The holidays are upon us—want to not only stay sane, but enjoy them?
Maybe you are already one of those people who breezes easily from Thanksgiving to New Years Day humming happily and surprising friends with gifts and strangers with acts of kindness. Maybe you dread this routine-interrupting, be-sure-you-play-nice time of year. Whichever camp you fall into, one thing is for sure—this time of year is busy!
Last year, I offered some stress-reducing tips for this time of year. This year, I’d like to offer you some ideas to help you feel less busy (even if you are). Did you know that some of the busiest people feel and act like they have all the time in the world because they engage in a few simple practices? They have an almost supernatural ability to slow time down, which is what most of us really crave this time of year.
Think about it. Before modern life put us on the fast track, winter was a time to move indoors and watch the snow fall next to a crackling fire. It was a time to spruce up the house, make pretty things for family members, prepare food for the long months ahead, tell stories, play music, and connect with loved ones.
So while we can’t play pioneer all winter and still expect to pay our bills, we can still find time for special moments this time of year. Here is how the busy people make it look effortless:
Make time for the important things
Decide what is and is not important to you. Are you doing things you hate out of obligation? (And I’m not talking about a bad job—that is an entirely different topic that only a career counselor should tackle.) I’m talking about a family tradition that stresses you out.
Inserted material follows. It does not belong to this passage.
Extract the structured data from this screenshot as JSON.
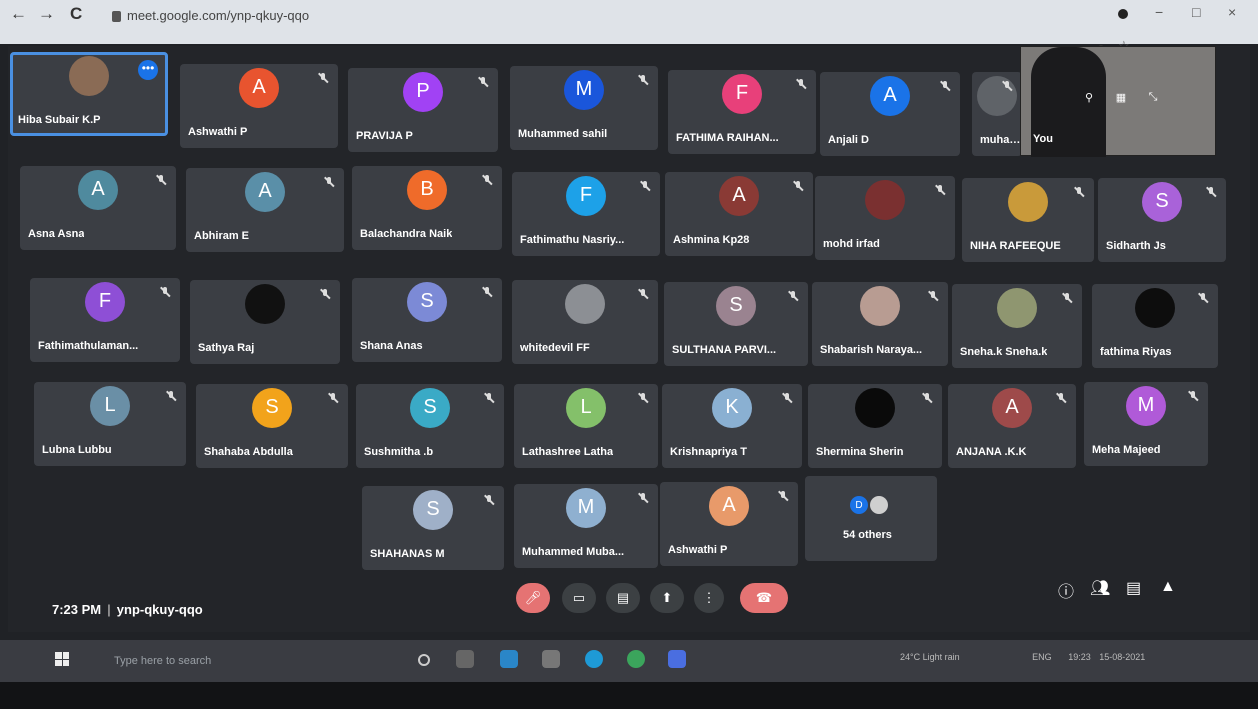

Do you have grown kids you would love to spend time with, but you never really enjoyed cooking the big holiday meal? Offer to teach them the family recipes they look forward to each year and do it at their home. Not only can you start a new tradition that makes your life easier, you give the gift of passing on family history and the blessing that you trust your kids with this important part of the holidays.
Speaking of grown kids—are you still giving them stockings each year? Have you taken over the stockings for their kids, too? It’s okay to hand that one over now. When your kids were little, it was a joy to find little toys they would love and their favorite candy. To stay up late drinking hot cocoa (or something a little more adult). But I’m willing to guess as the years have gone by, the cost of those stuffing items have increased, and if you are doing the grandkids’, too, would it help to realign your holiday budget and buy back time if you gave the gift of stuffing stockings to the parents?
What about the holiday parties and events you either throw or attend? Are they energizing and fun, or at some point do you start to feel exhausted? Listen to those feelings and choose only the ones that bring you up and say no to the ones that drain you. You don’t have to fill your calendar this season. Leave some downtime for yourself.
Make the important things memorable
One of the secrets to bending time is to enjoy the memories as you are making them. This may sound like an impossible feat for parents of small children and teenagers, but ask any grandparent—you won’t remember the meltdowns, you’ll remember how they melted your heart. So hang in there, you’re doing great!
So how can you be present this time of year when it seems to be hurtling towards the new year at light-speed? A few things really busy people do to make a moment memorable is to tell the people they are with what a good time they are having. Anticipate the emotions you will have before an event you know will happen, and relive the memories soon after the event. Keep your memories in a mental “treasure chest,” and mentally take them out often or share them with a loved one. Have you ever shared the story of the first time you met a baby with the child they have become? Watch their faces glow with pleasure. It makes you both feel wonderful.
Let go of expectations. Even if you have been anticipating a really great time, and it turns out to not be so great, it’s okay. Busy people are good at letting things go. Your toddler decided to have a DEFCON 1 tantrum in the middle of Christmas dinner at your very proper in-laws’ house? Do what you need to do to deal with it and ignore the stares and advice of everyone there. You may be judging yourself more harshly than they are. And if not, better luck next year, when you can all laugh about it.
And lastly, if you don’t already have a gratitude practice, now is a good time to start one. Recalling what is going well in your life every day has tremendous benefits. You can do it solo or involve your family. There are lots of ways to do it: use a journal, make a box or jar to slip pieces of paper into, or simply say it aloud. You can use any phrasing you like, “I am grateful for…” “I appreciate…” “It means a lot to me that…” If you write these things down, consider writing them down for your loved ones. Give you spouse a card with all of the things you have thought of over the last few months that you love about them. Watch him or her tear up and get ready for the hug. Best. Gift. Ever. Having trouble coming up with something to feel gratitude for? Here’s some help–especially for the cynics among us.
And your gratitude doesn’t have to be big or compare to anyone else’s suffering. Just because you enjoy a meal, doesn’t mean you have to feel guilty that not everyone around the world does. That defeats boosting your mood when you aren’t in a position to do anything about those less fortunate than you. Appreciate what you have and the beauty around you, and you will find you are calmer, have more energy, and yes, a feel like you have all the time in the world.
Wishing you a bountiful Thanksgiving and warm, memorable holiday season!